▸ PROBLEM DESCRIPTION: Work through the data below and state how many lines contain "июля", giving that number alone.

★ ★ ★ ★ ★ ★ ★

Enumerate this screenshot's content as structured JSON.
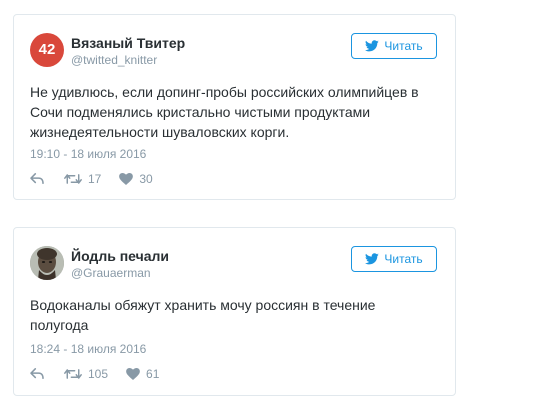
{
  "tweets": [
    {
      "avatar_text": "42",
      "name": "Вязаный Твитер",
      "handle": "@twitted_knitter",
      "follow_label": "Читать",
      "text": "Не удивлюсь, если допинг-пробы российских олимпийцев в Сочи подменялись кристально чистыми продуктами жизнедеятельности шуваловских корги.",
      "time": "19:10 - 18 июля 2016",
      "retweets": "17",
      "likes": "30"
    },
    {
      "name": "Йодль печали",
      "handle": "@Grauaerman",
      "follow_label": "Читать",
      "text": "Водоканалы обяжут хранить мочу россиян в течение полугода",
      "time": "18:24 - 18 июля 2016",
      "retweets": "105",
      "likes": "61"
    }
  ],
  "colors": {
    "accent": "#1b95e0",
    "muted": "#8899a6",
    "text": "#292f33",
    "border": "#e1e8ed",
    "avatar_42": "#d9483b"
  },
  "icons": {
    "follow": "twitter-bird-icon",
    "reply": "reply-icon",
    "retweet": "retweet-icon",
    "like": "heart-icon"
  }
}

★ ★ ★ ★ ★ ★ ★

▸ ANSWER SECTION: 2